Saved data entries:
##############################

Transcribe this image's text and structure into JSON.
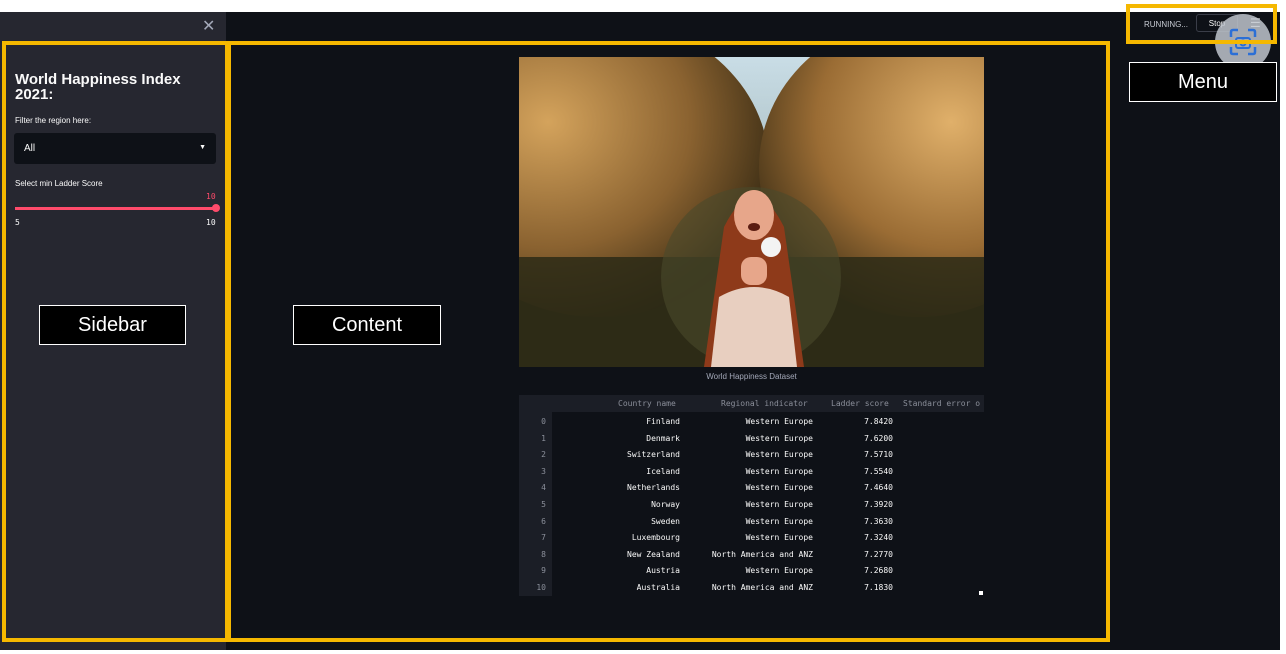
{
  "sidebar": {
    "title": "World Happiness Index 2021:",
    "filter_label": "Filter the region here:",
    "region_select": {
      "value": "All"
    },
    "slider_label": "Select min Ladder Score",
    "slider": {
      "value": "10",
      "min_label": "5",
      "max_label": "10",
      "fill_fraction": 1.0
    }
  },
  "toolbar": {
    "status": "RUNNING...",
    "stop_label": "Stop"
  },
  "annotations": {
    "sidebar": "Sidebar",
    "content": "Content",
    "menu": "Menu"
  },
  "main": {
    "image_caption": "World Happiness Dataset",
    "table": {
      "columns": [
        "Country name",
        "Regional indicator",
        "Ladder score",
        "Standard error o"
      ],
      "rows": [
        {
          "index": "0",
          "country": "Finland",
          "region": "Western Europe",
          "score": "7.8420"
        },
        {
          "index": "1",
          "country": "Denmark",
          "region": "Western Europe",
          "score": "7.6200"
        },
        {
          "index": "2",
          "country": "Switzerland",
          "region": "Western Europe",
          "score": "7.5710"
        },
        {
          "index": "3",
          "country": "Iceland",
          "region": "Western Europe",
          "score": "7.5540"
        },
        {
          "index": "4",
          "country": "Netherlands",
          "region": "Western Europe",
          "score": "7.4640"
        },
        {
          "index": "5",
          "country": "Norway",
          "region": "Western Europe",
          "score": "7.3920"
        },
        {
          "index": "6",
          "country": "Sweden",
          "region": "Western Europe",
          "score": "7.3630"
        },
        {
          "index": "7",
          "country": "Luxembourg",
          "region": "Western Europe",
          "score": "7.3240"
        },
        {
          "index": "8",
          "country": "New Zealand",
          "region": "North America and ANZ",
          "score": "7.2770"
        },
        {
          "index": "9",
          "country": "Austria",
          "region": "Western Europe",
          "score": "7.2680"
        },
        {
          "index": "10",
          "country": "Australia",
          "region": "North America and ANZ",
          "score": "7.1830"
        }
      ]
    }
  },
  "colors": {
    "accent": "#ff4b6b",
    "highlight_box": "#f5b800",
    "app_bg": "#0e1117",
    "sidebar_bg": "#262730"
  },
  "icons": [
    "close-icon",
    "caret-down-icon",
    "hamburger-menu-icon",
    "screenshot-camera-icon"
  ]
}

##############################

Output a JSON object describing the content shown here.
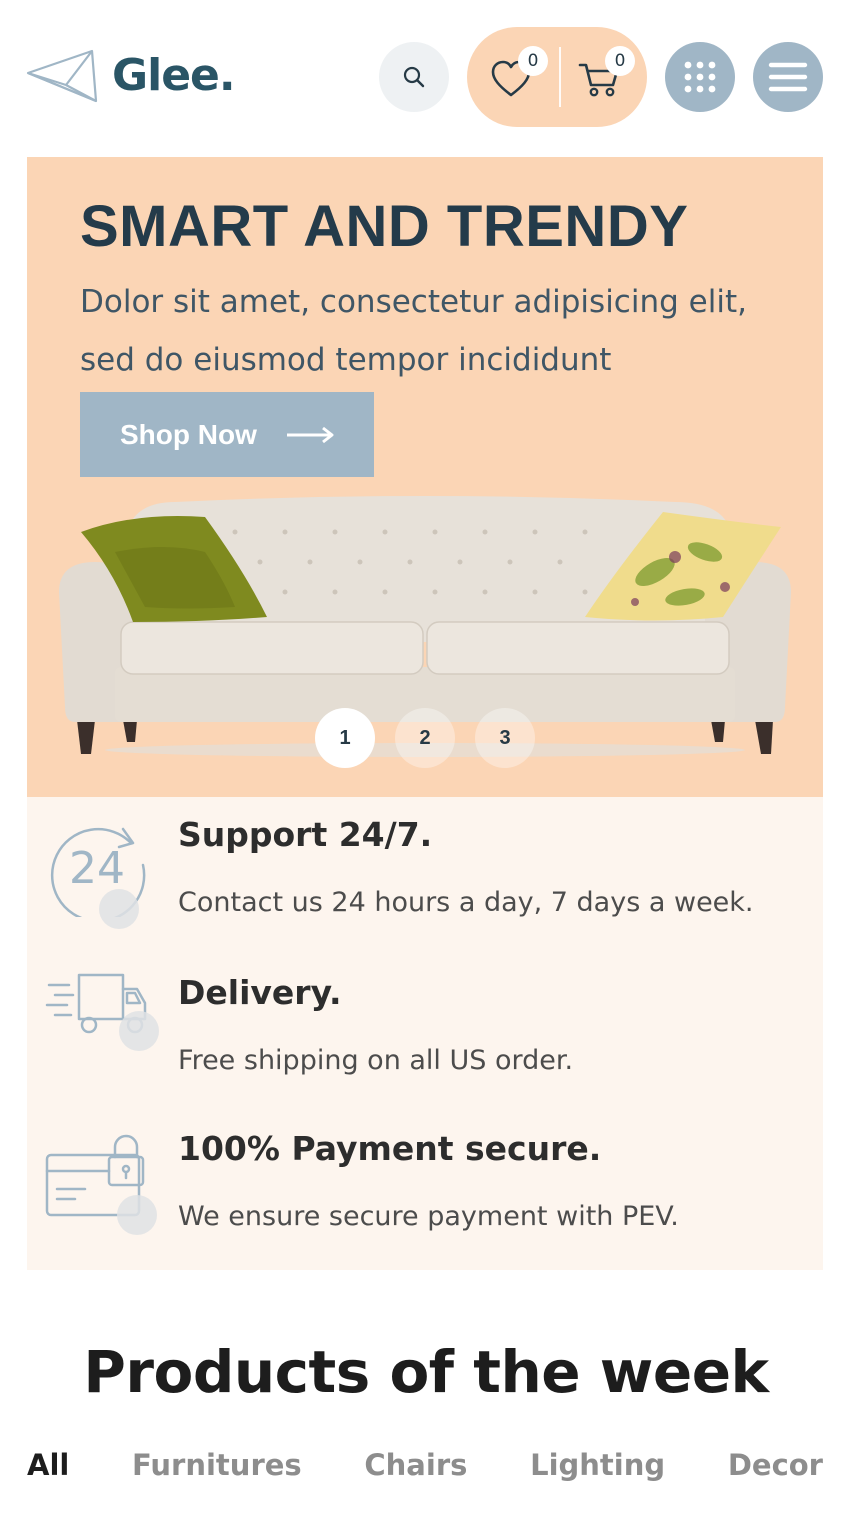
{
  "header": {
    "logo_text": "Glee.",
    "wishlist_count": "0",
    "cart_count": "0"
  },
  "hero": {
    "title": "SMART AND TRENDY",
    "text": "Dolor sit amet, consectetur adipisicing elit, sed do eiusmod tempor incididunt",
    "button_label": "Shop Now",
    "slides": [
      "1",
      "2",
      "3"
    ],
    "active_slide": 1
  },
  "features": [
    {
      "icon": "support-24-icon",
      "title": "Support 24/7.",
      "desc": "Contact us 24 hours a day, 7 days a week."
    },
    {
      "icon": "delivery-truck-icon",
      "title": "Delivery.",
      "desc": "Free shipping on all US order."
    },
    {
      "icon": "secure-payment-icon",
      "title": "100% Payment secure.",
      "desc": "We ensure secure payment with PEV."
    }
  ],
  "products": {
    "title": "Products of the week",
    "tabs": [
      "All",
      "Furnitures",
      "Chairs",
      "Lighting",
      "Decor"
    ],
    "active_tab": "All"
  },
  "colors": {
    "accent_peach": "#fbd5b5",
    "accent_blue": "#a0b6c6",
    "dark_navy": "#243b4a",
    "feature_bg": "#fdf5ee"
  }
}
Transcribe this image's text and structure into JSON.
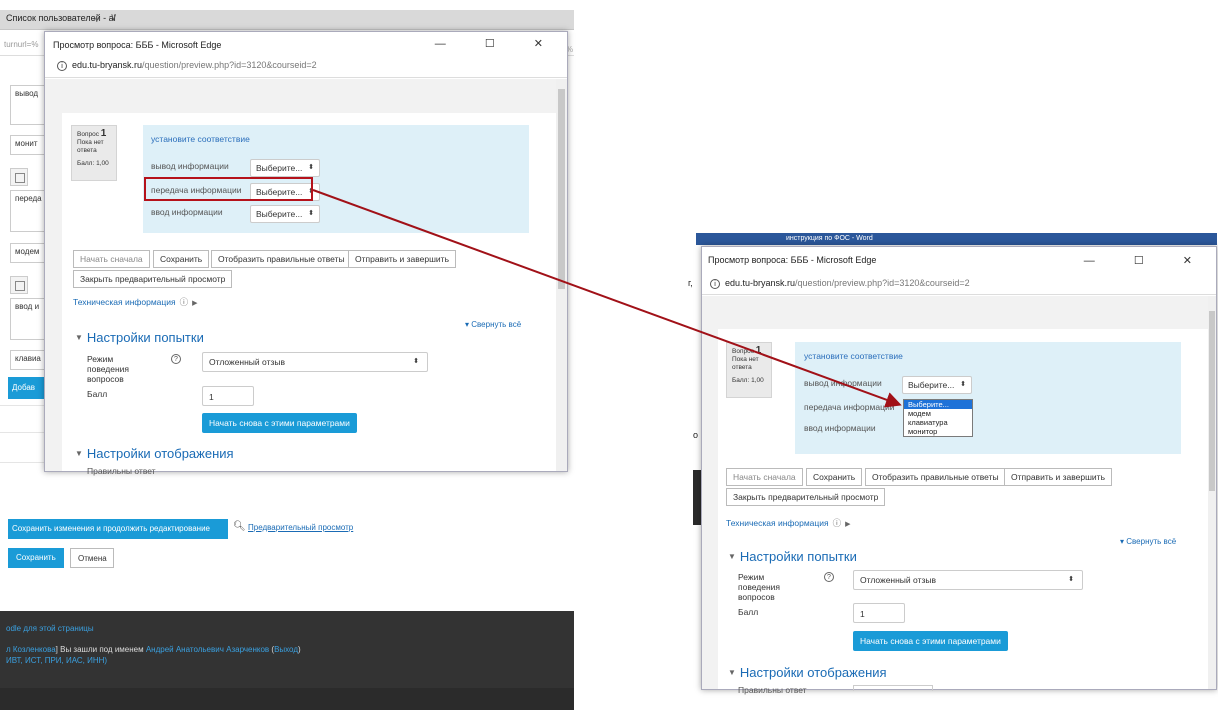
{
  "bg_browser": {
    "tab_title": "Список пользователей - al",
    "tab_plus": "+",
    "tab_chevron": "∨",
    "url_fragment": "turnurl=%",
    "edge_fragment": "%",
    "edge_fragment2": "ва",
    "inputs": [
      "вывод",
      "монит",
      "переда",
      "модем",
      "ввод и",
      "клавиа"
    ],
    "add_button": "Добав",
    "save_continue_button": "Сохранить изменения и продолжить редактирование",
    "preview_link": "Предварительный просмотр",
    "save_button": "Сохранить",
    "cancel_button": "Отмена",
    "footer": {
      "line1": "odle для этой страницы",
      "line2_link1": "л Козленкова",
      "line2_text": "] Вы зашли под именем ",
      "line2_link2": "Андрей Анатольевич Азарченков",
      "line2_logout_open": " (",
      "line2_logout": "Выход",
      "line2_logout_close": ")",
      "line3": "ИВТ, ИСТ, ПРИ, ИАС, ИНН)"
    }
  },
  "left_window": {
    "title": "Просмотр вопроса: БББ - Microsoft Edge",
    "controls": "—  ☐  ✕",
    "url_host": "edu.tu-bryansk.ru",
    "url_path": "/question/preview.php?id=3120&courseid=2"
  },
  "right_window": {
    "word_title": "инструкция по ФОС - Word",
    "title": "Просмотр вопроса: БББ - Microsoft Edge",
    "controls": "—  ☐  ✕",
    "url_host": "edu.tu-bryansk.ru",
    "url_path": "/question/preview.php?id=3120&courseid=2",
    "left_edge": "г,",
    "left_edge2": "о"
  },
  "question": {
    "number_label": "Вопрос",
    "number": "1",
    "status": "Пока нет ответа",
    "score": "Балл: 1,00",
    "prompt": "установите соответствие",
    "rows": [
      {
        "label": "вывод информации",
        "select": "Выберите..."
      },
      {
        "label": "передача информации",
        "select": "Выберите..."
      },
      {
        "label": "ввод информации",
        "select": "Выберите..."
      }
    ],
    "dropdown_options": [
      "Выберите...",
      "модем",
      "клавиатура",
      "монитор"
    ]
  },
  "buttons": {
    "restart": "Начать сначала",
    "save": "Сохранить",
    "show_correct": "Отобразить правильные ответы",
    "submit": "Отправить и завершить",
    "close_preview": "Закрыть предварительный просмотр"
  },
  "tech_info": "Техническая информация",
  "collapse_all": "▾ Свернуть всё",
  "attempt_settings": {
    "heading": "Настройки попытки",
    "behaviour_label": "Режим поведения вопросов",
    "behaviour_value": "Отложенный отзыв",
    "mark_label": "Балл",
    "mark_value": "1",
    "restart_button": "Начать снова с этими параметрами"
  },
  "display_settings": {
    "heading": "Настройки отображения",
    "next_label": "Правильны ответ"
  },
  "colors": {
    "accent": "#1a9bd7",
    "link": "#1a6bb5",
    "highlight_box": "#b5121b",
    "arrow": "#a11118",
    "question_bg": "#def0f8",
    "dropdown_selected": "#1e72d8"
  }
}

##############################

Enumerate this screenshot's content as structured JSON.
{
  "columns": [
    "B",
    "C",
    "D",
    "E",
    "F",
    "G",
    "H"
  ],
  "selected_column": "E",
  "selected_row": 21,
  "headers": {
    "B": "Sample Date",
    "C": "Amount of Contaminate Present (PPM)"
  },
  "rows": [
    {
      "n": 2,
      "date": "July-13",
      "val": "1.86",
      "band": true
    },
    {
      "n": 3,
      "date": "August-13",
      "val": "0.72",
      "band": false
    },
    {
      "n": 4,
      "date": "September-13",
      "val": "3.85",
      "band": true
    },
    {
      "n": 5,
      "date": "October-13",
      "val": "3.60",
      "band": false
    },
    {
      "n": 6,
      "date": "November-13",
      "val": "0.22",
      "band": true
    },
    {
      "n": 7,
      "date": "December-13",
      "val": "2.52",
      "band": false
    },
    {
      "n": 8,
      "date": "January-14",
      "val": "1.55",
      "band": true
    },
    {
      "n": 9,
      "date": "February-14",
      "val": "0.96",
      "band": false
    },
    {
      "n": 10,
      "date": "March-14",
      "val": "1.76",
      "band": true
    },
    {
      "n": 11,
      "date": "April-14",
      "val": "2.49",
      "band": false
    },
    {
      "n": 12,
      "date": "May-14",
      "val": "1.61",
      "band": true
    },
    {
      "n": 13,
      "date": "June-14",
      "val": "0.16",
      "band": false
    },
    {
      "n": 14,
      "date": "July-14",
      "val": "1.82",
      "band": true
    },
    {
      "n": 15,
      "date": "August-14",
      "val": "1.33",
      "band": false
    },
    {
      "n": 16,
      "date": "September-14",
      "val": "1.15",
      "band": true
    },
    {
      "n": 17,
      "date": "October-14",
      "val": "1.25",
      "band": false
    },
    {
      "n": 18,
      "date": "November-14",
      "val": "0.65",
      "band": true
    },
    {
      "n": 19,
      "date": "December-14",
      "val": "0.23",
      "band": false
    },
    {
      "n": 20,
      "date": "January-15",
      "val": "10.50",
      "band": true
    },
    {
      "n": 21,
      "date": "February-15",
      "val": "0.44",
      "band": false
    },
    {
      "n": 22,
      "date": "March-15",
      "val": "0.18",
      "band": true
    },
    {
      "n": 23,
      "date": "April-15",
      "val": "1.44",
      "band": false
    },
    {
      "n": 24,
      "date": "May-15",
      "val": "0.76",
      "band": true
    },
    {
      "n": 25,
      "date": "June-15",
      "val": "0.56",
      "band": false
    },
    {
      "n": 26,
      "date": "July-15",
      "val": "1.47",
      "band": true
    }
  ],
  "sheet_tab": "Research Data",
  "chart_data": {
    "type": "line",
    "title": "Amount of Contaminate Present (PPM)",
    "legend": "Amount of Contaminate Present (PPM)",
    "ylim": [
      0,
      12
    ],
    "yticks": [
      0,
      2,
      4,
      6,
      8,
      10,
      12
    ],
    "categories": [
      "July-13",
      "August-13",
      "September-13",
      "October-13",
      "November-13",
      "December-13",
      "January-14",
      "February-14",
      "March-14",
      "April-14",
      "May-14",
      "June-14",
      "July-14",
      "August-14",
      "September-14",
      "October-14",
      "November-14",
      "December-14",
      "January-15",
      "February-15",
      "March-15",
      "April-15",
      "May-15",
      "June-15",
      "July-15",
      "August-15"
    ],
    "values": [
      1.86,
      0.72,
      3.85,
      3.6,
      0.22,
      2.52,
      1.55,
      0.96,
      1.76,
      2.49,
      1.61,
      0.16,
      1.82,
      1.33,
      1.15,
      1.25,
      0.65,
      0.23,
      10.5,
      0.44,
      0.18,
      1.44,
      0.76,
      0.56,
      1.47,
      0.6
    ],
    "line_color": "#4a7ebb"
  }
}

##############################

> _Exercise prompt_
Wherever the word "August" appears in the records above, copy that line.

> _Task answer_
      "date": "August-13",
      "date": "August-14",
      "August-13",
      "August-14",
      "August-15"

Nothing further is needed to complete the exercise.